-------- Input for this task
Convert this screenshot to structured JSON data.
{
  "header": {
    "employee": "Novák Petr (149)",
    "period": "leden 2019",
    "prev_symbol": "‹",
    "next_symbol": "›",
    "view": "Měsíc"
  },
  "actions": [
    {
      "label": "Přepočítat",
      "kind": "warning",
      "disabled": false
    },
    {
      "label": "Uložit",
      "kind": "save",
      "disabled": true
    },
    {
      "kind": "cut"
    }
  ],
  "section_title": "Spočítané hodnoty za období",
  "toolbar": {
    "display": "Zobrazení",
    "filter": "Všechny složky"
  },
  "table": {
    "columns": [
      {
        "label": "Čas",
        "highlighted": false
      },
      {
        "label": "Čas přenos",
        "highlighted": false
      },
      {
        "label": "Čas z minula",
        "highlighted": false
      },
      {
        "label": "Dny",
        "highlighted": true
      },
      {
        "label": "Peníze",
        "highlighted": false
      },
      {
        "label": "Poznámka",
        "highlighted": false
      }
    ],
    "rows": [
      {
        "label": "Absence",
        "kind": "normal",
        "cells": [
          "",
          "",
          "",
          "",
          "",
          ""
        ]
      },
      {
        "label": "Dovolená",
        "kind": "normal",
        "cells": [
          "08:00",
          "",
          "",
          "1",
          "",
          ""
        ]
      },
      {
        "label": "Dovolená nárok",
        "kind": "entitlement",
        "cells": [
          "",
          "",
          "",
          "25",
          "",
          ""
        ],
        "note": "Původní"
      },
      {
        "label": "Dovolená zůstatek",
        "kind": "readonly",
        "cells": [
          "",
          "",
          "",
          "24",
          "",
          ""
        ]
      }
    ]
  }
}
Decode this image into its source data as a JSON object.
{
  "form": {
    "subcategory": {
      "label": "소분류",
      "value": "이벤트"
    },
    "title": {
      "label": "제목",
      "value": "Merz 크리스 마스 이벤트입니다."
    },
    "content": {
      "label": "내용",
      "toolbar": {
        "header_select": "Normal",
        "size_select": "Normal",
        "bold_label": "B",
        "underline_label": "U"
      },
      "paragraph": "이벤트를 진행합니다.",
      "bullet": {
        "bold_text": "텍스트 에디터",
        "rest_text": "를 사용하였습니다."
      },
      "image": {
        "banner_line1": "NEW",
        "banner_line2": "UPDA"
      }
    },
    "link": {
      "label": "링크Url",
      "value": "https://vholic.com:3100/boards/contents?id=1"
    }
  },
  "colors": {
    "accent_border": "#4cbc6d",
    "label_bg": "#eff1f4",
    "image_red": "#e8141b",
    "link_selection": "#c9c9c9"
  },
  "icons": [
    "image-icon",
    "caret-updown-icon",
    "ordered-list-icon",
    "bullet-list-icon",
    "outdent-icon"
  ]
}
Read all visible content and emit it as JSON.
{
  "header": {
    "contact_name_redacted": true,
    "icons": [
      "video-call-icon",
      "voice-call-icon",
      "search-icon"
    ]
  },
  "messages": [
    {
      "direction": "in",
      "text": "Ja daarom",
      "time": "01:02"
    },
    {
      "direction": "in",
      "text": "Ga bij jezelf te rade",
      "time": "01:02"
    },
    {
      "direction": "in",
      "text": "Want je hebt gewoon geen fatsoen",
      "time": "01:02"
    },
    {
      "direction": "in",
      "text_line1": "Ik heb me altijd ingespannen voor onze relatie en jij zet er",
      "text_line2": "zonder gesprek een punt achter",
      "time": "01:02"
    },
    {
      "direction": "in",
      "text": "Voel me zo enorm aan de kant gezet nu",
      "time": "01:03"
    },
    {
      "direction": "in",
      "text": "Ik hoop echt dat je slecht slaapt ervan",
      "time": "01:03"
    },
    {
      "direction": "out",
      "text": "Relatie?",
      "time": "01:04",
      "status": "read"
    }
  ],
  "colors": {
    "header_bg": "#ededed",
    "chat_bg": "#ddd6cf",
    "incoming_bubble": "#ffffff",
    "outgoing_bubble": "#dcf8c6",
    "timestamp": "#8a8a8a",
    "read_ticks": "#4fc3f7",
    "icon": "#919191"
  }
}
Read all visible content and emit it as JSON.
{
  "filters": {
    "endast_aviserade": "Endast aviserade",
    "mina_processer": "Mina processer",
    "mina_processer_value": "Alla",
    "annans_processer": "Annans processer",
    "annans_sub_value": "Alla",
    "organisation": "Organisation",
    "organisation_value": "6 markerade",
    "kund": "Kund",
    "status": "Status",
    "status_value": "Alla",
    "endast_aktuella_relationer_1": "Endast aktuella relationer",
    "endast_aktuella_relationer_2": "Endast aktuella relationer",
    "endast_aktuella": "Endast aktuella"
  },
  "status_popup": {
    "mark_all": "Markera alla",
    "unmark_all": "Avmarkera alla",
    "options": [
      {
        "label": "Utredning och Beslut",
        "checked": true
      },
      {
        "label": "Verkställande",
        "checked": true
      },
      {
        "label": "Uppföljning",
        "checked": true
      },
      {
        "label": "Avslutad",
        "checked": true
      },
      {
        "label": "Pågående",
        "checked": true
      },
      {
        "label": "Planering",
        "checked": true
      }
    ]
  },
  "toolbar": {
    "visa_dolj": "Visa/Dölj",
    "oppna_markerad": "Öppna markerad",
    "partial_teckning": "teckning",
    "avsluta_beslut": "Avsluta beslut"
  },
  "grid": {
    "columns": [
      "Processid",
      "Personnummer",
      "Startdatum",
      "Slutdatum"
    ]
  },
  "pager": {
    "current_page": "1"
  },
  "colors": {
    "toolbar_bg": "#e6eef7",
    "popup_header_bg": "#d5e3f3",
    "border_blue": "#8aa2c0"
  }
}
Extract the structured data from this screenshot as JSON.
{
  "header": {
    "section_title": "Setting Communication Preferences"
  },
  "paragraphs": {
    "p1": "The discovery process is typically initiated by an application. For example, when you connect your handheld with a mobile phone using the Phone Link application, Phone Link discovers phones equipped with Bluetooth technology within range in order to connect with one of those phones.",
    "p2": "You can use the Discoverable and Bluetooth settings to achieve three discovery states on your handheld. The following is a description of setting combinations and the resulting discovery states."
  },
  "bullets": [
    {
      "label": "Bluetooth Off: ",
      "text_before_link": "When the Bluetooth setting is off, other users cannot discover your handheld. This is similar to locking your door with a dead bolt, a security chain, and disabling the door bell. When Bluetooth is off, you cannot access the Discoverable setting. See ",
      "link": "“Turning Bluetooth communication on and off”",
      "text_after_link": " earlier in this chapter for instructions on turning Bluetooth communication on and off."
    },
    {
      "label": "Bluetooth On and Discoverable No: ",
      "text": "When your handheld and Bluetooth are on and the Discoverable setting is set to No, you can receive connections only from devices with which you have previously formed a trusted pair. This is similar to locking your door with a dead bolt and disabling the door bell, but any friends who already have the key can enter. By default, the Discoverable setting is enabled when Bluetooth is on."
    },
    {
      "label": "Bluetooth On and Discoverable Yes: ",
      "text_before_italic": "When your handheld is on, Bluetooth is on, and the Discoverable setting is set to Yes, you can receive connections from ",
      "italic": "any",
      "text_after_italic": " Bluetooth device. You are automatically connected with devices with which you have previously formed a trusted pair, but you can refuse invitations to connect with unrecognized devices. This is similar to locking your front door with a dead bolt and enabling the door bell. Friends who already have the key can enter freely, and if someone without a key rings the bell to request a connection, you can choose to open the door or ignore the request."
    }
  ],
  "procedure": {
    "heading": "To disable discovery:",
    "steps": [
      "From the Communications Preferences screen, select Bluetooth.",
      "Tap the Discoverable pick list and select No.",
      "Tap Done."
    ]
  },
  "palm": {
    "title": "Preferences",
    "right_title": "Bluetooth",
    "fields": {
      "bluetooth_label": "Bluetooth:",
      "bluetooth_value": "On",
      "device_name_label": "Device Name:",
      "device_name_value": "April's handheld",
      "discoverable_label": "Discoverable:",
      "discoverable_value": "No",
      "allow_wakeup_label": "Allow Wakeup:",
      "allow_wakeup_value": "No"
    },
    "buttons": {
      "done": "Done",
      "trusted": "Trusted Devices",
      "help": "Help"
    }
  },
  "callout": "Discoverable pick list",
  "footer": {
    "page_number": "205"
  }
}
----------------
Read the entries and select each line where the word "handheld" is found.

    "p1": "The discovery process is typically initiated by an application. For example, when you connect your handheld with a mobile phone using the Phone Link application, Phone Link discovers phones equipped with Bluetooth technology within range in order to connect with one of those phones.",
    "p2": "You can use the Discoverable and Bluetooth settings to achieve three discovery states on your handheld. The following is a description of setting combinations and the resulting discovery states."
      "text_before_link": "When the Bluetooth setting is off, other users cannot discover your handheld. This is similar to locking your door with a dead bolt, a security chain, and disabling the door bell. When Bluetooth is off, you cannot access the Discoverable setting. See ",
      "text": "When your handheld and Bluetooth are on and the Discoverable setting is set to No, you can receive connections only from devices with which you have previously formed a trusted pair. This is similar to locking your door with a dead bolt and disabling the door bell, but any friends who already have the key can enter. By default, the Discoverable setting is enabled when Bluetooth is on."
      "text_before_italic": "When your handheld is on, Bluetooth is on, and the Discoverable setting is set to Yes, you can receive connections from ",
      "device_name_value": "April's handheld",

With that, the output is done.